The study found that in those countries where mandatory minimum penalties do exist, they are mostly for murder, and in every case they provide a court with the ability to sentence under the minimum in exceptional circumstances. That refers to the study by Julian V. Roberts, “Mandatory Sentences of Imprisonment in Common Law Jurisdictions: Some Representative Models”, from the Department of Justice in 2005.

The study also shows that recent polls conducted in Australia and the United States demonstrate that public support for mandatory minimum penalties has declined in recent years. The U.S. uses mandatory--

Controlled Drugs and Substances Act
Adjournment Proceedings

6:45 p.m.

The Deputy Speaker

The hon. member for South Surrey—White Rock—Cloverdale.

Controlled Drugs and Substances Act
Adjournment Proceedings

6:45 p.m.

Conservative

Russ Hiebert South Surrey—White Rock—Cloverdale, BC

Mr. Speaker, it is interesting to hear the member mention in his comments the root causes of crime, because for the past few months I have been holding meetings across Canada as co-chairman of our Conservative Party's task force on safe streets and healthy communities. I have heard from police officers, youth workers and city councillors about the exploding problem of crystal meth abuse. It is becoming a scourge on our Canadian cities.

This is what the 2005 report of Criminal Intelligence Service Canada states about methamphetamine abuse in Canada:

Methamphetamine use is on the increase in many parts of the country, but primarily in Western Canada.
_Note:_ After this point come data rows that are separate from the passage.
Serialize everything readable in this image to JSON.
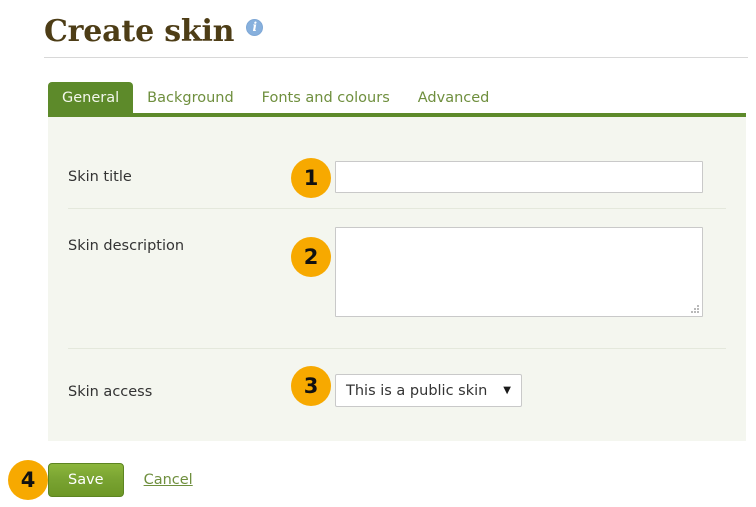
{
  "header": {
    "title": "Create skin",
    "info_icon": "info-icon",
    "info_glyph": "i"
  },
  "tabs": [
    {
      "label": "General",
      "active": true
    },
    {
      "label": "Background",
      "active": false
    },
    {
      "label": "Fonts and colours",
      "active": false
    },
    {
      "label": "Advanced",
      "active": false
    }
  ],
  "form": {
    "fields": [
      {
        "label": "Skin title",
        "type": "text",
        "value": "",
        "badge": "1"
      },
      {
        "label": "Skin description",
        "type": "textarea",
        "value": "",
        "badge": "2"
      },
      {
        "label": "Skin access",
        "type": "select",
        "value": "This is a public skin",
        "arrow_glyph": "▼",
        "badge": "3"
      }
    ]
  },
  "actions": {
    "badge": "4",
    "save_label": "Save",
    "cancel_label": "Cancel"
  },
  "colors": {
    "tab_active_bg": "#5d8a2a",
    "tab_text": "#6f8f3e",
    "panel_bg": "#f4f6ef",
    "badge_bg": "#f7a900",
    "title_text": "#4d3d16",
    "save_button": "#7aa432",
    "info_icon": "#87b0dd"
  }
}
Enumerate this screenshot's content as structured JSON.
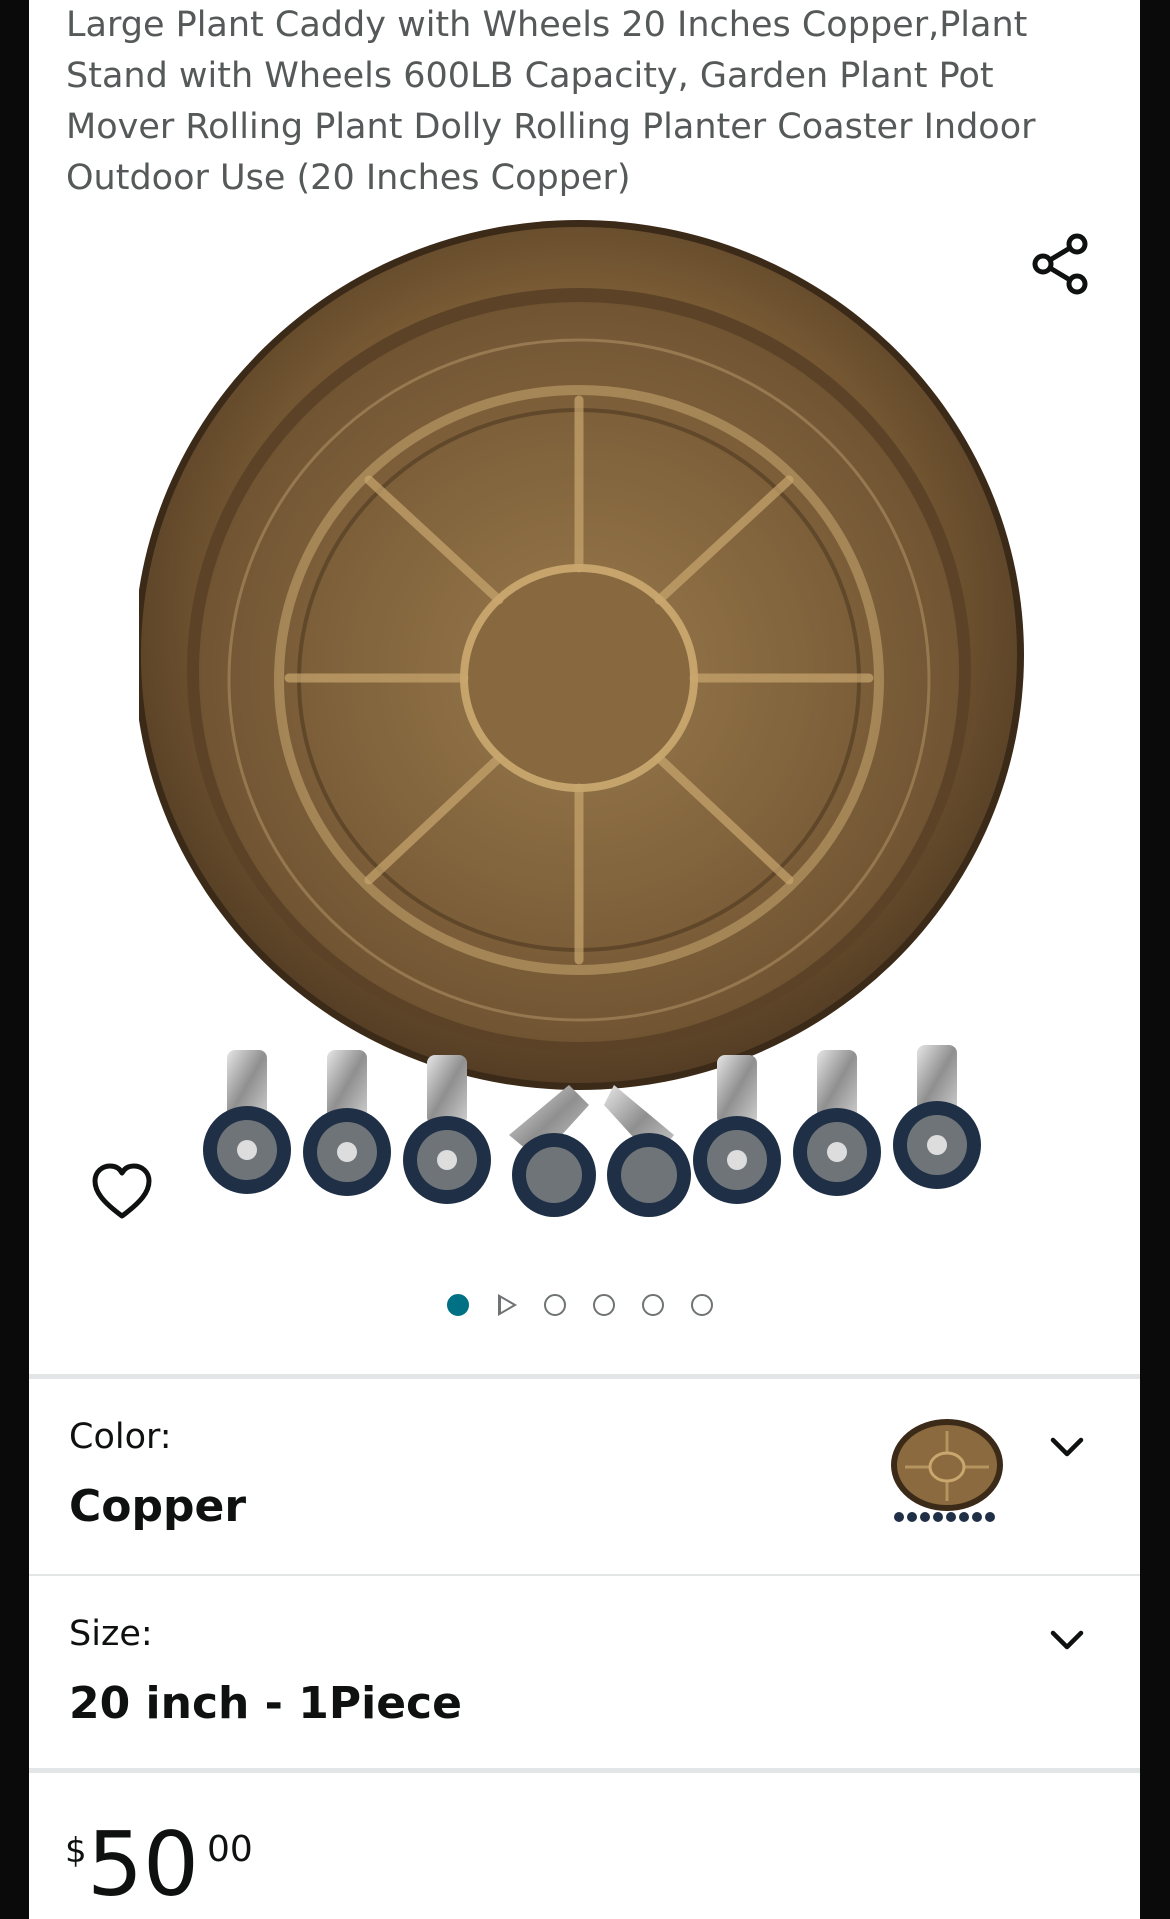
{
  "product": {
    "title": "Large Plant Caddy with Wheels 20 Inches Copper,Plant Stand with Wheels 600LB Capacity, Garden Plant Pot Mover Rolling Plant Dolly Rolling Planter Coaster Indoor Outdoor Use (20 Inches Copper)"
  },
  "media": {
    "image_subject": "copper plant caddy tray with eight caster wheels",
    "carousel_position": 1,
    "carousel_total_dots": 5,
    "has_video_indicator": true,
    "share_icon": "share-icon",
    "wishlist_icon": "heart-outline-icon"
  },
  "color_selector": {
    "label": "Color:",
    "value": "Copper",
    "icon": "chevron-down-icon"
  },
  "size_selector": {
    "label": "Size:",
    "value": "20 inch - 1Piece",
    "icon": "chevron-down-icon"
  },
  "price": {
    "symbol": "$",
    "whole": "50",
    "fraction": "00"
  },
  "colors": {
    "accent": "#007185",
    "text": "#0f1111",
    "muted": "#565959",
    "copper": "#8a6a3e"
  }
}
The bulk of this methamphetamine is manufactured domestically in Canada in small clandestine laboratories...Organized crime groups involved in the illicit methamphetamine industry include outlaw motorcycle gangs, specific Asian crime groups, and independent organized crime groups.

The report quotes Chief Richard Deering of the Royal Newfoundland Constabulary, who states:

Substantive evidence indicates that about 95% of the property crime reported to us is directly linked to the illicit drug trade, which is, for all intents and purposes, controlled by organized crime groups that have refined the ability to profit from criminal activity to a science.